■ **Exercise data**
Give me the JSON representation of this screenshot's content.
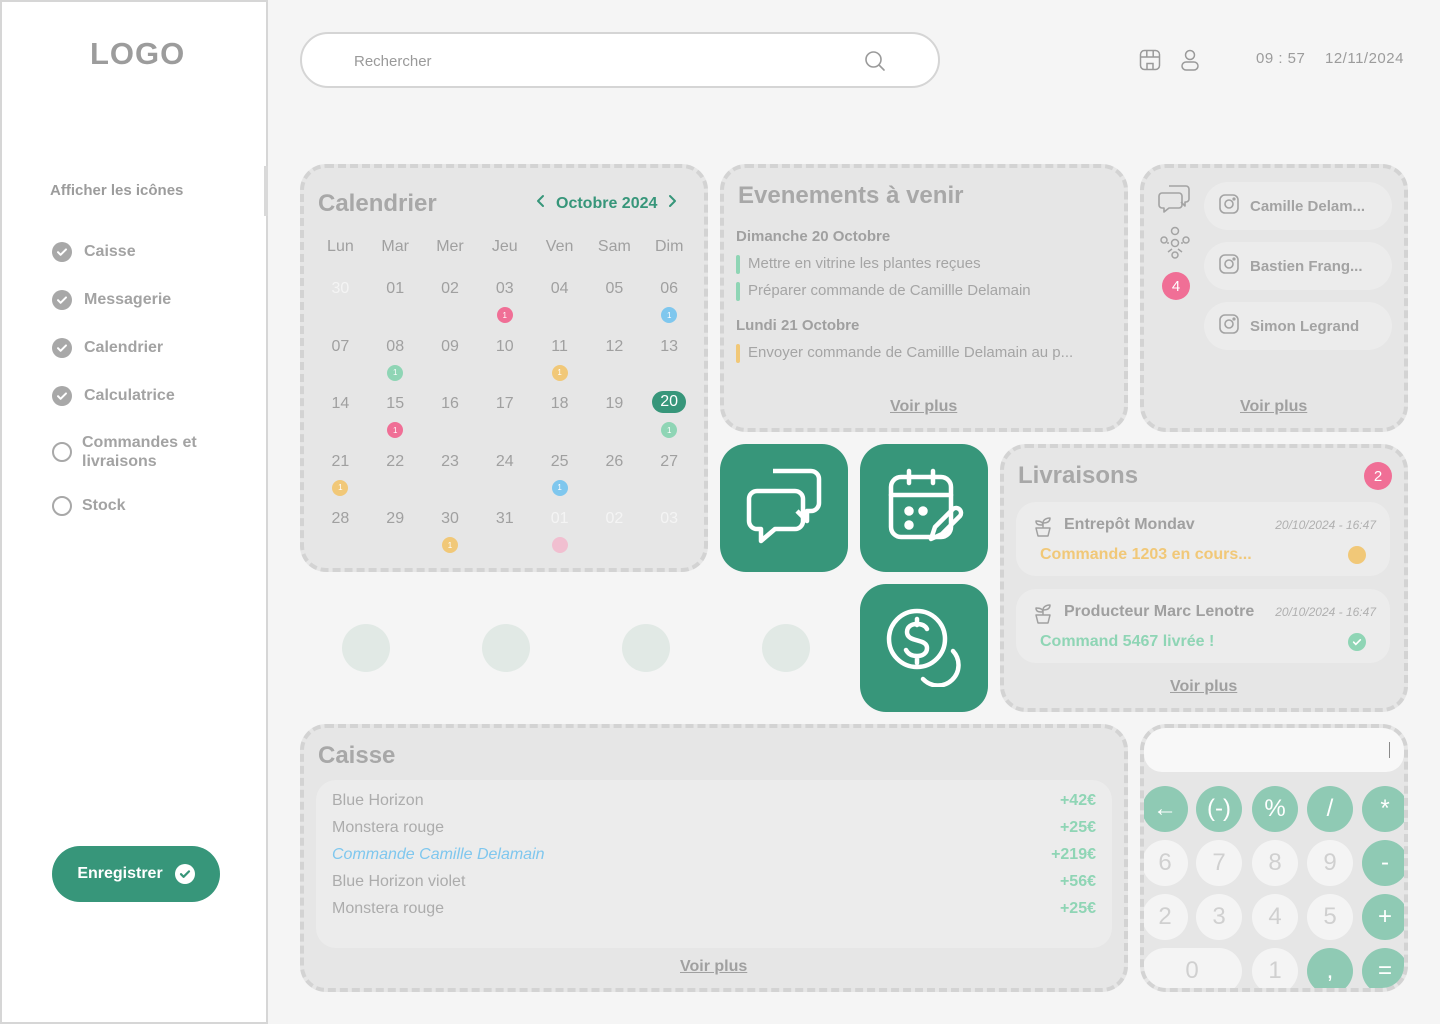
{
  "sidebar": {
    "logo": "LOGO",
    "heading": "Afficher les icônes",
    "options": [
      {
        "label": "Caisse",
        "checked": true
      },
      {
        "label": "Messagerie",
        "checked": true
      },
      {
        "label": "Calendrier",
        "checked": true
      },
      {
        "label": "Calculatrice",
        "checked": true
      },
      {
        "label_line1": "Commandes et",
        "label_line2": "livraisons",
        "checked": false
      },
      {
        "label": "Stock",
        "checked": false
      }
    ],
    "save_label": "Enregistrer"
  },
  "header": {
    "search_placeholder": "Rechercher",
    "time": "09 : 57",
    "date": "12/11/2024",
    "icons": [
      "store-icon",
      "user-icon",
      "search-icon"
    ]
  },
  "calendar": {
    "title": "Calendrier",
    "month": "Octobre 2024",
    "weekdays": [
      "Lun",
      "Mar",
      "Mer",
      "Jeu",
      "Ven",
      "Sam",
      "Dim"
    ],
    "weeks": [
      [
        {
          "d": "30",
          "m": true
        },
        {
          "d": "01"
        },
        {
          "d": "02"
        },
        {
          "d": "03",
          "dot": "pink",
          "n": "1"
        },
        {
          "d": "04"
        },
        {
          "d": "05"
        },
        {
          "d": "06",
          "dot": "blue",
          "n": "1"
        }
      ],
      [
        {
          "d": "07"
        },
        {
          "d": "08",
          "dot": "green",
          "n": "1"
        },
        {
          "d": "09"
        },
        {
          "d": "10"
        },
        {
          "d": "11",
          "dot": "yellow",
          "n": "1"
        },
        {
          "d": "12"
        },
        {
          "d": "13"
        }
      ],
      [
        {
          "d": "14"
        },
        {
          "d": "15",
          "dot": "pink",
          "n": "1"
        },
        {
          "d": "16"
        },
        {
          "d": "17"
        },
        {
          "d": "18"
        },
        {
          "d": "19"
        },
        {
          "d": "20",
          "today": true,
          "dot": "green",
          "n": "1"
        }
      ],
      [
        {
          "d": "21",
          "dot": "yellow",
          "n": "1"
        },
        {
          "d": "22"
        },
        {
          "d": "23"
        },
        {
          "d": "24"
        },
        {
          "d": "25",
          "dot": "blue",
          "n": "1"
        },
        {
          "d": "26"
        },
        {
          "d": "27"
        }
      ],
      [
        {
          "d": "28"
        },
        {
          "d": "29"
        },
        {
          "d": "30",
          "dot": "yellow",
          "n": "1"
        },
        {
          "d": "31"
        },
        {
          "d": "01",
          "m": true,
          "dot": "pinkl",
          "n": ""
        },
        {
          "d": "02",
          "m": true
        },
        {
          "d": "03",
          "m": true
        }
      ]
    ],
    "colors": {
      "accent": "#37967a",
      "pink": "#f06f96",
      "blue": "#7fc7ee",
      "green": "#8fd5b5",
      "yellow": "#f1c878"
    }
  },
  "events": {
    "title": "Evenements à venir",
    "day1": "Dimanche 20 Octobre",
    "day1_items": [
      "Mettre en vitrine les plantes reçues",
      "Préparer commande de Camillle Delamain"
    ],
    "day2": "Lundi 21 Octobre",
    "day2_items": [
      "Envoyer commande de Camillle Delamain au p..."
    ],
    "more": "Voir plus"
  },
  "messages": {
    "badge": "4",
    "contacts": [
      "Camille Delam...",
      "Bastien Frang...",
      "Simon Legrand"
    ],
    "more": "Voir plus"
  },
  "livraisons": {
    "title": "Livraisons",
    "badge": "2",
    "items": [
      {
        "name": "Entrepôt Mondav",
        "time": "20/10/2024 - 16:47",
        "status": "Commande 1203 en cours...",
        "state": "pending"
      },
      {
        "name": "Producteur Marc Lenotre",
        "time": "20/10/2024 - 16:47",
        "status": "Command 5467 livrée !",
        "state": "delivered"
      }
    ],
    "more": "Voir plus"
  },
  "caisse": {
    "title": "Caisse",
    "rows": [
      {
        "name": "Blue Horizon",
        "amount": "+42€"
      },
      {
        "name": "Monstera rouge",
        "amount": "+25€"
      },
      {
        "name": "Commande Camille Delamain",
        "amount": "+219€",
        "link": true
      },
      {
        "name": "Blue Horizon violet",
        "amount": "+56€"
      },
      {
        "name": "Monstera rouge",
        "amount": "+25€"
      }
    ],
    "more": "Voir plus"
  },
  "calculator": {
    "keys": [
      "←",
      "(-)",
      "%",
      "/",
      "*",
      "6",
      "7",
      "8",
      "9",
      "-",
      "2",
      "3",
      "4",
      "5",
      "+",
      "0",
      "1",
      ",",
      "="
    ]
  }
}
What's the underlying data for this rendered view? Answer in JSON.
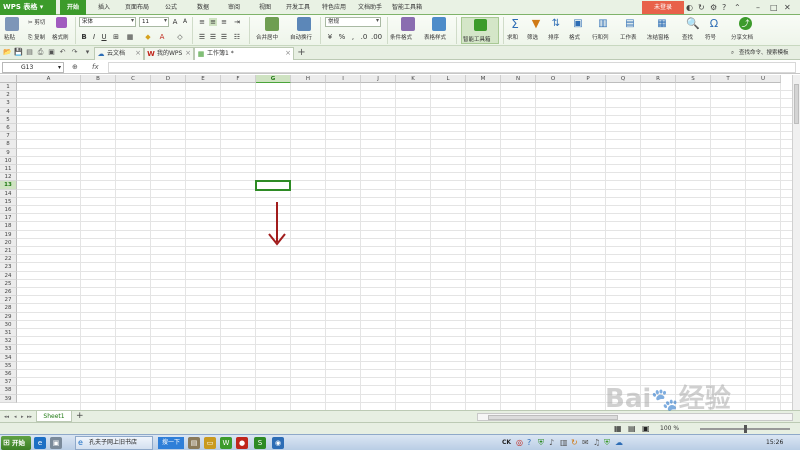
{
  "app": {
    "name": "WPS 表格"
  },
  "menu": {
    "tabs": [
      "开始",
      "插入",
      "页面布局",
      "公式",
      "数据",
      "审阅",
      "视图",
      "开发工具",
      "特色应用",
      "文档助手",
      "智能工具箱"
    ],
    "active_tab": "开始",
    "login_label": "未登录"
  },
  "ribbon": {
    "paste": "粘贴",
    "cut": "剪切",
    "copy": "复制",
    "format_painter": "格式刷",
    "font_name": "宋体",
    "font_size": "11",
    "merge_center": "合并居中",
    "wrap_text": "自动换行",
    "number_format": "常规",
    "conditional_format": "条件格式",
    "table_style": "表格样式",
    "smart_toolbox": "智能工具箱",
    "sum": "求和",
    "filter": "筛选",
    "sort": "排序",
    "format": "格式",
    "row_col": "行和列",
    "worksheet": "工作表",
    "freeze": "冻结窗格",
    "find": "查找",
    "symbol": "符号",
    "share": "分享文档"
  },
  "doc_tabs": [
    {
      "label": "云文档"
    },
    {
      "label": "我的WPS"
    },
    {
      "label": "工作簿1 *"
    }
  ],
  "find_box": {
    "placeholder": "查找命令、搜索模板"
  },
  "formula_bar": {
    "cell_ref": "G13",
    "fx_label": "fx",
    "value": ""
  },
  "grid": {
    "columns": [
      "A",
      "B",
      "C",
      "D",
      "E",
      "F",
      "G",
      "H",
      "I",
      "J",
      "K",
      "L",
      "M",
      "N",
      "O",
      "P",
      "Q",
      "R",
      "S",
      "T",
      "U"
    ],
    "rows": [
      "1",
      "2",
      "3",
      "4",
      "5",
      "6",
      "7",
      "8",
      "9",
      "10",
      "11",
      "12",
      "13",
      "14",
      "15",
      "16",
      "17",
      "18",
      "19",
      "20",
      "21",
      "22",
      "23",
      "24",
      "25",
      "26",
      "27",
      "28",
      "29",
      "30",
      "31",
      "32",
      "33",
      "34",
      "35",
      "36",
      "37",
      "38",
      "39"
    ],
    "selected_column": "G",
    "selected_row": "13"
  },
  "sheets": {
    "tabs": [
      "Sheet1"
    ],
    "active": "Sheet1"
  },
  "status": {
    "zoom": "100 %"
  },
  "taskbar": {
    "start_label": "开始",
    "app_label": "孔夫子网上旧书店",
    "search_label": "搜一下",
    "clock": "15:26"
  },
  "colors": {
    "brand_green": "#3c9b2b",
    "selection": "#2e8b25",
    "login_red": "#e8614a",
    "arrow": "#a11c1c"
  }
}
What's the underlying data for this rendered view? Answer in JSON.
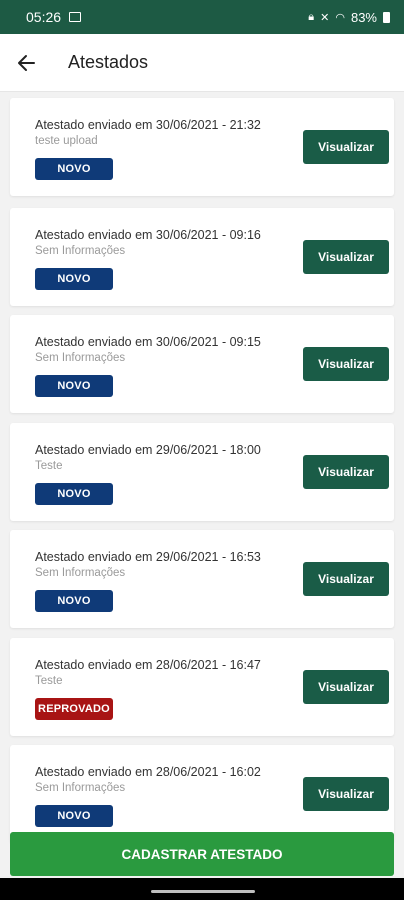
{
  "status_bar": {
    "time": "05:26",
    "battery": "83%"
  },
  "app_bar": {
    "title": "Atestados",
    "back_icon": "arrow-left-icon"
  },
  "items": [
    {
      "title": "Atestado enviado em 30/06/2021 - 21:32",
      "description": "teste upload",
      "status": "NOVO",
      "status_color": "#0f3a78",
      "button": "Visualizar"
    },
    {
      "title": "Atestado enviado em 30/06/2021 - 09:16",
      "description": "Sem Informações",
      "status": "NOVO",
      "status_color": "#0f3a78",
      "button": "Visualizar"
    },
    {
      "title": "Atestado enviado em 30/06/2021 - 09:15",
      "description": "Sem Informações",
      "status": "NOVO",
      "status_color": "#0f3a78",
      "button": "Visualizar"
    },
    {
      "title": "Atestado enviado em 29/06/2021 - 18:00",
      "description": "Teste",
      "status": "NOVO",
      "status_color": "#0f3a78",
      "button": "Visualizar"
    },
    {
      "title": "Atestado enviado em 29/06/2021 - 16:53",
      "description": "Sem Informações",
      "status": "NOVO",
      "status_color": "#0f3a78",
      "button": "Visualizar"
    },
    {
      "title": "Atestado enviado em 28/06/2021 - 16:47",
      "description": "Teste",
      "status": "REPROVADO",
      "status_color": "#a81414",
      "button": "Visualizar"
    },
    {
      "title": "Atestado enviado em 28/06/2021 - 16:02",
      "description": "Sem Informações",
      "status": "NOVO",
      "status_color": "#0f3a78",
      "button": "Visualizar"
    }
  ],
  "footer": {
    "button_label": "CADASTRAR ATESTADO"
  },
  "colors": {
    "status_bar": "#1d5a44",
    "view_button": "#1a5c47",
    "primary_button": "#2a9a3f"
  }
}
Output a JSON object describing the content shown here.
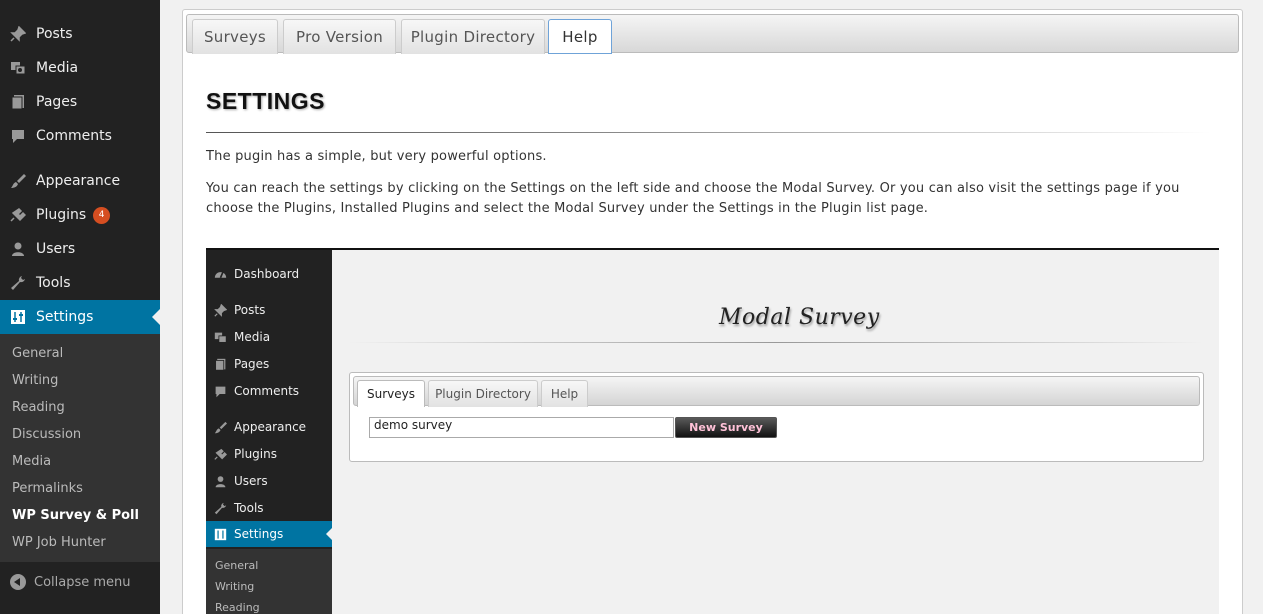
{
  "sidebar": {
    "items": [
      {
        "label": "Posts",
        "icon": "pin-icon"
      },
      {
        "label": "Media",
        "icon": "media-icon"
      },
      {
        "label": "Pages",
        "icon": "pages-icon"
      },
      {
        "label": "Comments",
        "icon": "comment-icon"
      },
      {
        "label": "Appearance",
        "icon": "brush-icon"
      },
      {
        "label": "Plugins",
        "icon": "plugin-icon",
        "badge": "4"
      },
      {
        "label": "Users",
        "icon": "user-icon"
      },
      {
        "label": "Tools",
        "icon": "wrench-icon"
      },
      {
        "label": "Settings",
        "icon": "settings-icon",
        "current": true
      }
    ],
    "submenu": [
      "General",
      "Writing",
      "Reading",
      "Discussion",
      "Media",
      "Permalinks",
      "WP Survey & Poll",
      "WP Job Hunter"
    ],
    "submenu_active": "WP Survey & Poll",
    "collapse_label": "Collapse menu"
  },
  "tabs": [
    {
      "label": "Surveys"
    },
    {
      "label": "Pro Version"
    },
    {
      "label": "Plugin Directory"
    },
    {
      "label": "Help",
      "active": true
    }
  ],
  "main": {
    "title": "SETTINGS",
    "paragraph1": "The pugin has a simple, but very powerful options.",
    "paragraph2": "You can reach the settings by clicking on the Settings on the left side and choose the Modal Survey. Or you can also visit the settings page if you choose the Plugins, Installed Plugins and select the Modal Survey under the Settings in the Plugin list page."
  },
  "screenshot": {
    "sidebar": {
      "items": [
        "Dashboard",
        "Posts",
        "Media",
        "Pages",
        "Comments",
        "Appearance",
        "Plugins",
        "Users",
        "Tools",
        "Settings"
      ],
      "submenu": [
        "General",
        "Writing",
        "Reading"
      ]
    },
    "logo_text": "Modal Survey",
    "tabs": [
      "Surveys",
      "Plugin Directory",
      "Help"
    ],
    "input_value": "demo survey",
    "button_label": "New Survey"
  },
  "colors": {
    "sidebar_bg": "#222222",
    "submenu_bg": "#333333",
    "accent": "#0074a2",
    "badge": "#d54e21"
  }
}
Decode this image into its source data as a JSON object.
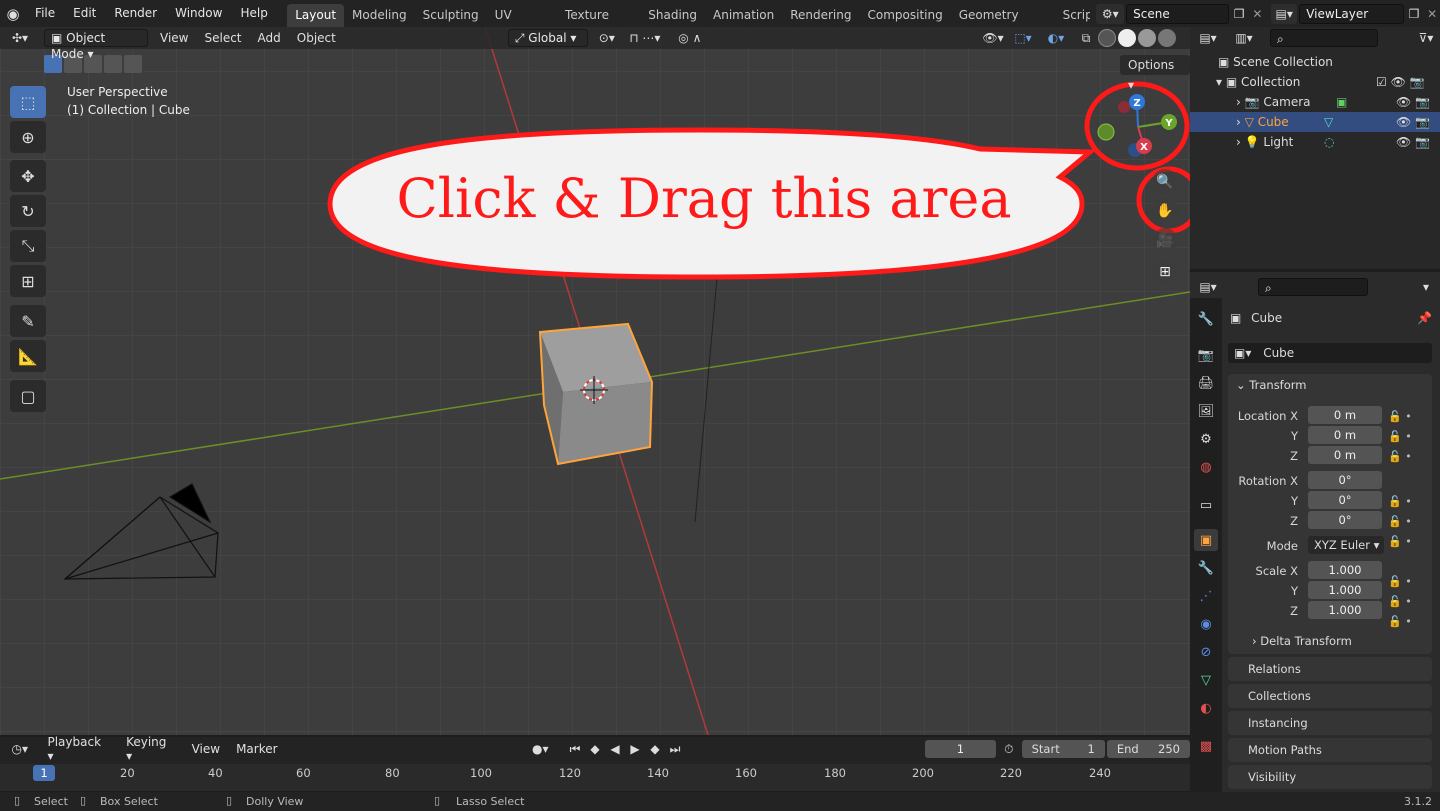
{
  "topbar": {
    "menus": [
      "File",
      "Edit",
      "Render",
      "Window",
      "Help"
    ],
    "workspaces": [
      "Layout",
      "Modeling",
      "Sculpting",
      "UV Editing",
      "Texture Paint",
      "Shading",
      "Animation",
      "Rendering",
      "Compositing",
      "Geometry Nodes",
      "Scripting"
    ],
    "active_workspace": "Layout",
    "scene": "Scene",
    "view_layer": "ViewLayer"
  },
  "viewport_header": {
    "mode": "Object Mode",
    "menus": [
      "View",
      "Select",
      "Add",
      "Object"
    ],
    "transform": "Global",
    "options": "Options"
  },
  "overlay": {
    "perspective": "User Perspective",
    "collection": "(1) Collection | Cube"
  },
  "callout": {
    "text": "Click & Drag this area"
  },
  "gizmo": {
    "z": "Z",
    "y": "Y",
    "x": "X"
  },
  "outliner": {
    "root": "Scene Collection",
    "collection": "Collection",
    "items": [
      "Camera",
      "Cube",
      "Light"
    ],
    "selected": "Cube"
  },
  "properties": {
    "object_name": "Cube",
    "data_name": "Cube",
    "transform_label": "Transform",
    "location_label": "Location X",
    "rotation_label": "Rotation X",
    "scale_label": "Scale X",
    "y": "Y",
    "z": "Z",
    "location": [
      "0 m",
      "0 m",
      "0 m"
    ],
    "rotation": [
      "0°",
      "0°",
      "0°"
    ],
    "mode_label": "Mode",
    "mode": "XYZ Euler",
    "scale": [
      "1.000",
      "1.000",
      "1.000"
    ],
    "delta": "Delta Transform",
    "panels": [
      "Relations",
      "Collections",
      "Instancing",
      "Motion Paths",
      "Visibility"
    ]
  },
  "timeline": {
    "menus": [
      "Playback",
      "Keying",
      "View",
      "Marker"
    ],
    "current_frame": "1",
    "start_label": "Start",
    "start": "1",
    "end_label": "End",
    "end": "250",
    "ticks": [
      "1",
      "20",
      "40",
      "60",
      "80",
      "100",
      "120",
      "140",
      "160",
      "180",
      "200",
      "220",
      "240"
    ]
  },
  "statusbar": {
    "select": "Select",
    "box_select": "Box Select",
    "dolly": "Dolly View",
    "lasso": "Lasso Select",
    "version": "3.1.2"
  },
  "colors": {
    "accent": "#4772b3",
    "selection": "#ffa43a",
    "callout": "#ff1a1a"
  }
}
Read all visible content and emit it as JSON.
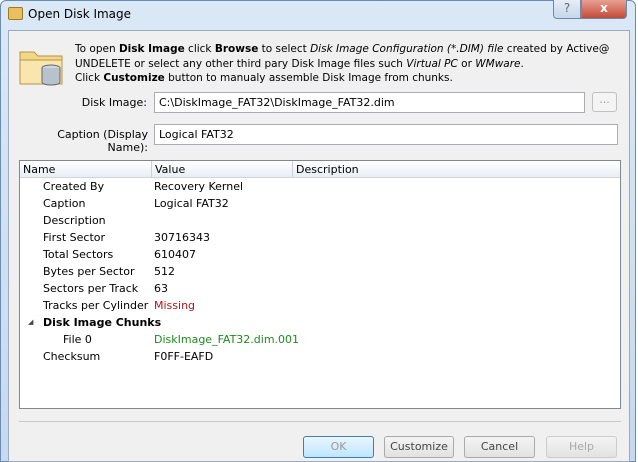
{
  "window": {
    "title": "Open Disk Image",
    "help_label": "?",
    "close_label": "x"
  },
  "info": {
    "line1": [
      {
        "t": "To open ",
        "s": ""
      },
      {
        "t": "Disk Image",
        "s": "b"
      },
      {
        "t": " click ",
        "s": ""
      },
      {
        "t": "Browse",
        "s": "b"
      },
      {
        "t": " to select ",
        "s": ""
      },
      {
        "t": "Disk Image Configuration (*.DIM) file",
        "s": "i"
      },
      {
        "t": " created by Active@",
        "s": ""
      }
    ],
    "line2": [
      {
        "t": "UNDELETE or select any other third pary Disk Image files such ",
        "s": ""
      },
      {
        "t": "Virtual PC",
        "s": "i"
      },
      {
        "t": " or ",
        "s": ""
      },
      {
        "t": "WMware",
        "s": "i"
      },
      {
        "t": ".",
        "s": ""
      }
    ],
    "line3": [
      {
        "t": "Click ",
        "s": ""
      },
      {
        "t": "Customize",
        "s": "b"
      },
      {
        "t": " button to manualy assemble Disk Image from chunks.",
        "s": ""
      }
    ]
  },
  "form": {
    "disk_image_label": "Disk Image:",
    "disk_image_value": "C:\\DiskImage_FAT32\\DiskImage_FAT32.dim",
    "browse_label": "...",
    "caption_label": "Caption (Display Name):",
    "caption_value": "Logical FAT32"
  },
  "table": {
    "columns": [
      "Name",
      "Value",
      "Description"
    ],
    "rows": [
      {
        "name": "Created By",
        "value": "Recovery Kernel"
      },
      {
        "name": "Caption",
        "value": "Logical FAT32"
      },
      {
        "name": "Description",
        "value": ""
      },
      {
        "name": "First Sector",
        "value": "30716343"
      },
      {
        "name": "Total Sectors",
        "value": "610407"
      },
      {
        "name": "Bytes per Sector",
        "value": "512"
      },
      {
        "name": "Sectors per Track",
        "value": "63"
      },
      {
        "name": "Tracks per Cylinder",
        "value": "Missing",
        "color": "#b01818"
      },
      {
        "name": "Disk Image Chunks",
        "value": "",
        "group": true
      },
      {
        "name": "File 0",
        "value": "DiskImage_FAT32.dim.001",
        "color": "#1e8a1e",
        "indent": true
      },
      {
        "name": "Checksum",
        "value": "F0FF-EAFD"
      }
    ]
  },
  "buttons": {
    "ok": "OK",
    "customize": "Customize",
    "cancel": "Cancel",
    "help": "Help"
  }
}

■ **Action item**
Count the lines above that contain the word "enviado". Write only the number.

■ **Exercise answer**
7